*** Block opens ***
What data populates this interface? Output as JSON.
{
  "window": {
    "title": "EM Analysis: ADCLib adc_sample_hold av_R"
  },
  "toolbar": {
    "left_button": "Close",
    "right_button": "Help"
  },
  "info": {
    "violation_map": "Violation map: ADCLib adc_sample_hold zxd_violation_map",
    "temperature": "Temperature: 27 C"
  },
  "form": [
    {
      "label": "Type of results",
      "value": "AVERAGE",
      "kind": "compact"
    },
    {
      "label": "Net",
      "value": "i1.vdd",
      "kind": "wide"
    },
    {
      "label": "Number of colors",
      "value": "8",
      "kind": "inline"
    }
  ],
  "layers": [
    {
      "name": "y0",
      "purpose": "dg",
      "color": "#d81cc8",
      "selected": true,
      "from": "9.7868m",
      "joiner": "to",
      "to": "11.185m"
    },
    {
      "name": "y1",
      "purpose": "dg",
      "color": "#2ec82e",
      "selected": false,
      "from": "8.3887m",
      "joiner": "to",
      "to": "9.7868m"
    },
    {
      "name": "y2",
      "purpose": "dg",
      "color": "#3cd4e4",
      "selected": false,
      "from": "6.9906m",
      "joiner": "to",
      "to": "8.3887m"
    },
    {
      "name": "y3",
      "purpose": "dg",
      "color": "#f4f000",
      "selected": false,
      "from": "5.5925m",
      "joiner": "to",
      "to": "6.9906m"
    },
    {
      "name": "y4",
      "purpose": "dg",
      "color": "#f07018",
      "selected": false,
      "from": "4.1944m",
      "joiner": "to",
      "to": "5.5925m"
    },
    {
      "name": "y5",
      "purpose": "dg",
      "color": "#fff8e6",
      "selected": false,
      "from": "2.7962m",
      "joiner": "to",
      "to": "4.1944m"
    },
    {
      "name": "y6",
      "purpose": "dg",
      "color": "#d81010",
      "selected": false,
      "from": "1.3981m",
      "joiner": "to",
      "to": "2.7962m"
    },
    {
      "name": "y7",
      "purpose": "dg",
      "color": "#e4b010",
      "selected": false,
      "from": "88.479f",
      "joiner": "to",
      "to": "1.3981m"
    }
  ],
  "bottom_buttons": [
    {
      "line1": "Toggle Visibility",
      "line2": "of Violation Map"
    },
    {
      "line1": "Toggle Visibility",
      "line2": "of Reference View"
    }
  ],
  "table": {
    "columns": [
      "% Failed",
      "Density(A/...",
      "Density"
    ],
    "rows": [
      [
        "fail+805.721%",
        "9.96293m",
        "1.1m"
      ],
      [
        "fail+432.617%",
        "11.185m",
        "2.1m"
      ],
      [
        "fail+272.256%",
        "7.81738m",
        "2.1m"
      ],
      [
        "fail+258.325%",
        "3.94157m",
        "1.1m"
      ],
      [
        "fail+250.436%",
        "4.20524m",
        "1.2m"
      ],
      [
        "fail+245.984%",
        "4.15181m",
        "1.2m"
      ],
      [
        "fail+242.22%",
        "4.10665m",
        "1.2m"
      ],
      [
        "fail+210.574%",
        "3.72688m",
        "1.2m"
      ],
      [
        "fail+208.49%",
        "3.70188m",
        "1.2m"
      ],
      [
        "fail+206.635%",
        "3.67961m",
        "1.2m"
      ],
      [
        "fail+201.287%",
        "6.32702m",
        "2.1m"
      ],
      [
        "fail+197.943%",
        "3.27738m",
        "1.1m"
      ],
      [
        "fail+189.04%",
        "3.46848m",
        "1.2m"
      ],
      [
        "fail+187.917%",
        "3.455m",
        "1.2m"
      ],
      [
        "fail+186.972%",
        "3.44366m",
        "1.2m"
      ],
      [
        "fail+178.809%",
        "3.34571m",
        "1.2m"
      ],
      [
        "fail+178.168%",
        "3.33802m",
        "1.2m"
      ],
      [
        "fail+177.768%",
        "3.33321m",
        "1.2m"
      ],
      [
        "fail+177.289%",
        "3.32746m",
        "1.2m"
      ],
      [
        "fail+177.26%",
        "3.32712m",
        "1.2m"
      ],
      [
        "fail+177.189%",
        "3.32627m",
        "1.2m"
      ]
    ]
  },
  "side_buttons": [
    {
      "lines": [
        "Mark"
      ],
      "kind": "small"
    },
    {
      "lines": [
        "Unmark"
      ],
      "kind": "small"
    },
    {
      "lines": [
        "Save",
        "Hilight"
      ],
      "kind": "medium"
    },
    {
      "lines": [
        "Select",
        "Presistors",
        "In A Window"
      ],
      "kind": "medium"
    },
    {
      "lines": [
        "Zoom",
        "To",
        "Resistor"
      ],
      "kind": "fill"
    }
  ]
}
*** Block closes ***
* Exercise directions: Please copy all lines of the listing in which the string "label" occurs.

* Response to this task:
      "label": "Type of results",
      "label": "Net",
      "label": "Number of colors",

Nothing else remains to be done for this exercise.